Three Questions I am asked the most!
There are three questions I am asked repeatedly. I would wager that most fitness professionals are also asked these questions frequently.
- How do I lose weight? (Or, How fast can I lose weight?)
- How do I get big?
- What supplements do I take?
- …. to lose weight? OR,
- …...to get big?
Take a step back!
Whether you are overweight, need to lose weight, want to lose weight or have to lose weight this week?...
Regardless of your desire to get big, bigger, split the sleeves of your T-Shirt, or increase the size of your arms on a Friday afternoon before Saturday’s music festival?....
The supplements begging you to buy them, the ones that promise to burn the fat off overnight, the “ARM GROWTH 1000” pre-workout that will directly and specifically increase your arm size in one ‘gun’ session.
Take a deep breath.
And listen up!
You don’t need to worry about that stuff.
You need to worry about other stuff.
Getting good at ‘the other stuff’ will help you get to where you want to get – weight loss, weight gain. Tackle the small stuff to get to the big stuff.
And supplements, well there aren’t exactly many that work!
CUE THE OTHER STUFF!
It’s all about what you put in your body, and how, when and why you put it in your body.
If you want to lose weight, essentially (take a deep breath and say it really fast):
When people tell me they want to put on muscle, I always tell them they must “GET LEAN, TO GAIN LEAN.”
To do this essentially:
I think I said that before? You can’t out train a bad diet. Training with excess calories (read massive amounts of carbs, and crappy ones at that) for the sake of gaining weight is inefficient, wasteful, and yields poor results – you will gain some weight but most of it will be fat. It is essential, regardless of you goals, be they sports specific or aesthetic, or health focussed, that excess carbohydrates, and specifically, excess refined and processed carbohydrates are eliminated.
The process of ‘getting lean to gain lean’ allows excess body fat to be eliminated, and ‘resets’ the sensitivity of the insulin response, (for want of a better description). Consequently, we can then use ‘good carbs’ alongside healthy dosages of FAT and protein to enhance the process of your training.
The process of your training then becomes specific.
For most, it is either:
- all aerobic (and poorly performed aerobic at that), or
- all heavy weights.
Regardless of your goal – weight loss, weight gain, aesthetics, or sports/athletic performance – several factors must come into play. On top of nutrition, variety and diversity in your training that then feeds directly into better performance for your goal specific training will yield better results.
- If you are a runner and all you do is run – you will not be as good as you can be.
- If you are looking to gain muscle, but do no cardio, because it ‘kills your gains’, you will not reach your potential.
- If you want to lose weight, but only do cardio, and no weights because it ‘will make me bulky’, you will not attain your goals.

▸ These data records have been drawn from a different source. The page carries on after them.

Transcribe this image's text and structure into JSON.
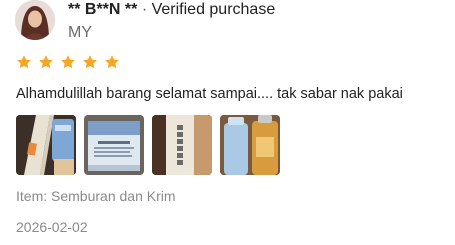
{
  "reviewer": {
    "name": "** B**N **",
    "separator": "·",
    "verified_label": "Verified purchase",
    "country": "MY"
  },
  "rating": {
    "value": 5,
    "max": 5,
    "star_color": "#f5a623",
    "star_icon": "star-icon"
  },
  "comment": "Alhamdulillah barang selamat sampai.... tak sabar nak pakai",
  "photos": [
    {
      "name": "review-photo-1"
    },
    {
      "name": "review-photo-2"
    },
    {
      "name": "review-photo-3"
    },
    {
      "name": "review-photo-4"
    }
  ],
  "item": {
    "prefix": "Item: ",
    "name": "Semburan dan Krim"
  },
  "date": "2026-02-02"
}
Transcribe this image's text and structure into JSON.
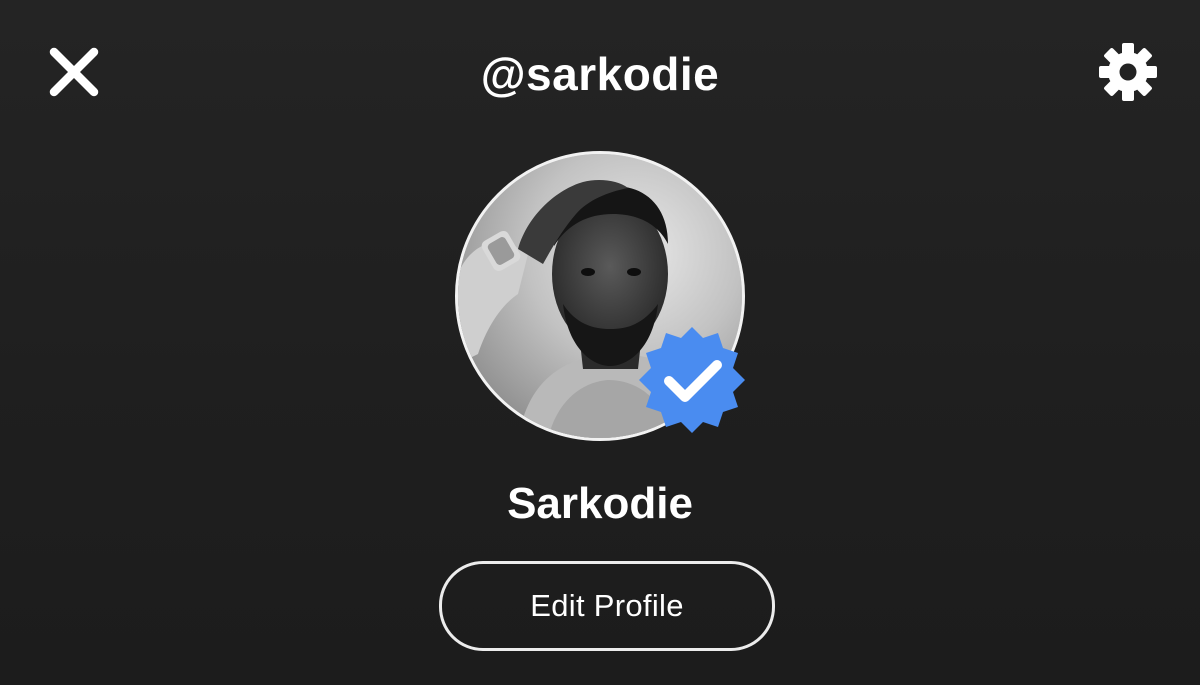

1 and 2) Mobility and Stability. These two factors are interchangeable. You need to engage stabilising muscles to ensure correct function when you move so you don’t get hurt and so you can move better. You need be mobile, the ability to move through a full and active range of motion under load with control, so you can move better and allow stabilising muscles to work.
There are mobility specific drills for specific functions and body parts.
Check out my free video that runs you throughfull body mobility routine: https://www.thehealthandfitnessguy.com.au/free-video/
Additionally, there are movement practices that incorporate both and integrate the whole body and challenge it as one dynamic system. (This is what PrimalThenics is all about. AND it's coming online soon!)
Program for each paradigm and include movement as a ‘base foundation’ to build your body upon.
3) Strength Training. Every athlete needs to be strong. Regardless, of your sport strength will help. That doesn’t mean that an ultra runner needs to deadlift double body weight. Rather, they should have basic strength capabilities to ensure better overall health and function – a broader base to draw from to enhance their sport specific requirements.
4) Aerobic Training. It’s not all about HIIT. Every magazine and website these days will tell you to cut the hour of low level cardio and do 20 minutes of HIIT to get the same results. Sure you might burn the same calories, but aerobic training has other benefits than just calorie expenditure – trains CV system, builds type 1 muscle fibre, aids circulation and capillary development, helps distress the body, and many more positive effects to boot that HIIT does not possess. It is again about having a broad base for your athletic development. As the runner needs strength, so to the strength trainee needs aerobic fitness.
5) Goal Specific. Create a broad base - then focus -> weight loss, weigh gain, aesthetics, sport specific. If you are currently focussed on a goal or sport assess what you are doing. Is your nutrition on track? Do you have a broad base? Do you consolidate your base each week with basic stability/mobility/strength/aerobic work?
If you need help asking or answering those questions, please let me know